By Zach Arnold | November 5, 2015
Better late to the party than to be early and expose yourself as a fool. I’ve kept my mouth shut about the return of Nobuyuki Sakakibara, wondering if he had as much juice as some of his cheerleaders claims he has right now. In the fight business, you never know. The wild rumors of his money marks coming from the Middle East to pachinko money in Japan. What’s real and what’s not real?
Nature abhors a vacuum. Once PRIDE died, so did the national Mixed Martial Arts in Japan. Take away the alleged dark money, the professional wrestling icons, and TV support and you’re just an American-style independent promoter.
Since the death of PRIDE, Fuji TV has tanked in the ratings. They’re not a major player on New Year’s Eve. As Tadashi Tanaka correctly pointed out, Fuji TV has been airing a lot of South Korean programming that the Japanese public isn’t all that into. Mr. Tanaka quipped that people were wondering whether or not Korean money was involved in Fuji TV’s ownership. The irony of this is incredibly thick given that the Shukan Gendai negative campaign against PRIDE was built around the mysterious Mr. Ishizaka (“Mr. I”), a dark money figure with alleged ties to… South Korea.
The irony is even thicker when you consider that Spike TV, the network that ran a news program laying out the PRIDE yakuza scandal, is now going to work with Rizin through Scott Coker.
With Sakakibara’s return, the promise is that he’ll bring in pro-wrestling stars and big foreign names to juice up a dead Japanese scene. Given that Antonio Inoki is back in politics, someone had to fill his (small) role as the country’s only power broker. Throw in rumors of former K-1 boss Kazuyoshi Ishii perhaps interested in Rizing and the circus is back in town.
There are simply too many missing pieces of the puzzle to put the band back together again.
First, you need big-league professional wrestling stars. They don’t exist right now to do the crossover. Only a name like Shinsuke Nakamura could do it and I have serious doubts that New Japan would risk having their golden goose get humiliated like Yuji Nagata got buried against Mirko Cro Cop a decade ago. New Japan is the only pro-wrestling player in town. I don’t see the economics adding up for New Japan to prop up Sakakibara, especially given TV-Asahi’s ownership in the company.
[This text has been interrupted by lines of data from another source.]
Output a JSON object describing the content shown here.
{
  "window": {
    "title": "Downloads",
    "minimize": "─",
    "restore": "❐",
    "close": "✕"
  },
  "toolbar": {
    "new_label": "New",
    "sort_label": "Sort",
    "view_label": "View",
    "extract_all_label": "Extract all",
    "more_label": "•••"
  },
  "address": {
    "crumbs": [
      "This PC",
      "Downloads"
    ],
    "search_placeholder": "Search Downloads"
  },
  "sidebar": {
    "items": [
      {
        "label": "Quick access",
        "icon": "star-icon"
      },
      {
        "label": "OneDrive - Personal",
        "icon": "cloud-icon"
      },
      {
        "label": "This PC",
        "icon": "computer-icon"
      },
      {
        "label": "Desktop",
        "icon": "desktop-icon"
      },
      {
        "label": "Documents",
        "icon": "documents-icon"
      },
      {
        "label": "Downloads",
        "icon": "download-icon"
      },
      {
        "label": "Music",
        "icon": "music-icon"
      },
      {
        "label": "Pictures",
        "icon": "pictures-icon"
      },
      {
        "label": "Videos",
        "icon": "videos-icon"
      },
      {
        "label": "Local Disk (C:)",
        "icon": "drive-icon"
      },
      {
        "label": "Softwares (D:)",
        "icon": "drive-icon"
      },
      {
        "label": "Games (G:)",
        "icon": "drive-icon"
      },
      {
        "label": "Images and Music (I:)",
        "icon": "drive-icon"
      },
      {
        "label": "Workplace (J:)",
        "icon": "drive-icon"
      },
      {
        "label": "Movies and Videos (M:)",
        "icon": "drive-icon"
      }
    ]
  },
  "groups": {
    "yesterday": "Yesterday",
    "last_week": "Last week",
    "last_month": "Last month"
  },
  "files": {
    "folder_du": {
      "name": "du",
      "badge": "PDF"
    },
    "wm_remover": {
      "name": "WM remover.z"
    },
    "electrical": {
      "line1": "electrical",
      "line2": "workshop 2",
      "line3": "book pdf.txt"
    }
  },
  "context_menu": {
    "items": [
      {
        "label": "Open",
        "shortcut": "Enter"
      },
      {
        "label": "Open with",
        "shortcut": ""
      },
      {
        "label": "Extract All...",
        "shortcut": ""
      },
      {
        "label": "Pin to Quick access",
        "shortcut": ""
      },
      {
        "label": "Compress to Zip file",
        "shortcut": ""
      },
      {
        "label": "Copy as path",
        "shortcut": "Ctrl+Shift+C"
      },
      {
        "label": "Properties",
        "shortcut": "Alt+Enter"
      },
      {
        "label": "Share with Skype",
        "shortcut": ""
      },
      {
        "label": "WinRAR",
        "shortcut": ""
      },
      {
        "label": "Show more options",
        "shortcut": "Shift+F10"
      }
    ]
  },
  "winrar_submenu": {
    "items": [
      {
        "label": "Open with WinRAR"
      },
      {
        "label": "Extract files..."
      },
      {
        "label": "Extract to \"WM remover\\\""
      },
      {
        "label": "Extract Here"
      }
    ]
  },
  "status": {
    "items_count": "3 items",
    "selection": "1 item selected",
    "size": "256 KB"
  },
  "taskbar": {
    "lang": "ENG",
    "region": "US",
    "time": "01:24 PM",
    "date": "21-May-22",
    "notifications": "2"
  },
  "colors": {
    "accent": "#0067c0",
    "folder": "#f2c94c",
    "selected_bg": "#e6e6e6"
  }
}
There was talk of Kota Ibushi, but he’s got a herniated disc and I don’t see the natural cross-over fit. There was curious talk of Go Shiozaki, but Shiozaki is not a major name and he frankly has zero business leverage with any combat sports organization. After Misawa died, bad booking and development buried Shiozaki into a permanent glass ceiling situation.
That leaves you with Kazushi Sakuraba vs. Shinya Aoki and Aoki vs. Montanha Silva. The public may slightly care about the first fight but care less about the second fight.
Second, money. There are three plausible scenarios on the TV front: 1) Fuji TV is putting up a small amount of cash, 2) they’re doing a barter deal with Sakakibara, or 3) Sakakibara may be paying a small amount. Fuji TV is still scarred by what happened with PRIDE. There was talk about Rizin and the TV network ensuring protocols in place that Rizin would not do business with the dark side. Even with Fuji TV working again with Sakakibara, I cannot see the network in its current state risking a lot to chase a pipe dream like reviving MMA.
Three, big names. It takes a lot of cash to develop prospects over time to make them into household names in Japan. If you’re having to rely on Sakuraba or Akebono, it’s not enough to open the window for old fans to come back through let alone create new fans who are wondering what this MMA thing is. A decade is a long time to be away from the main stage.
The smarter play would have been to go through the pro-wrestling route and try to revive UWF, then turn-key it into an MMA project. By going through the PRIDE/DREAM route, you’re risking more money with fewer promoter-friendly parts to work with.
Even when Antonio Inoki was loading big New Japan cards in the 1970s and early 80s with foreigners like Ali, Hansen, Andre, and Dusty Rhodes, there was still an ability to sell some Japanese names on the cards who would turn out to be pretty serious draws (Fujinami, Sakaguchi, Choshu). There is no one available for Rizin who is Inoki-level, let alone Fujinami-level to build around.
If you are hoping to appeal to big-name sponsors for a NYE show, the preparations usually begin during late August to book big names so that by October you have something to pitch to ad agencies like Dentsu to bring in the big bucks. PRIDE paid $5 million bucks for Hidehiko Yoshida vs. Naoya Ogawa and that turned to be a monster fight in PRIDE’s history. We’re in early November and I don’t see the major names on tap that could attract 10 million viewers on NYE. At this point, 7 million viewers would be an accomplishment. Better to set the bar low than to raise expectation levels from the past.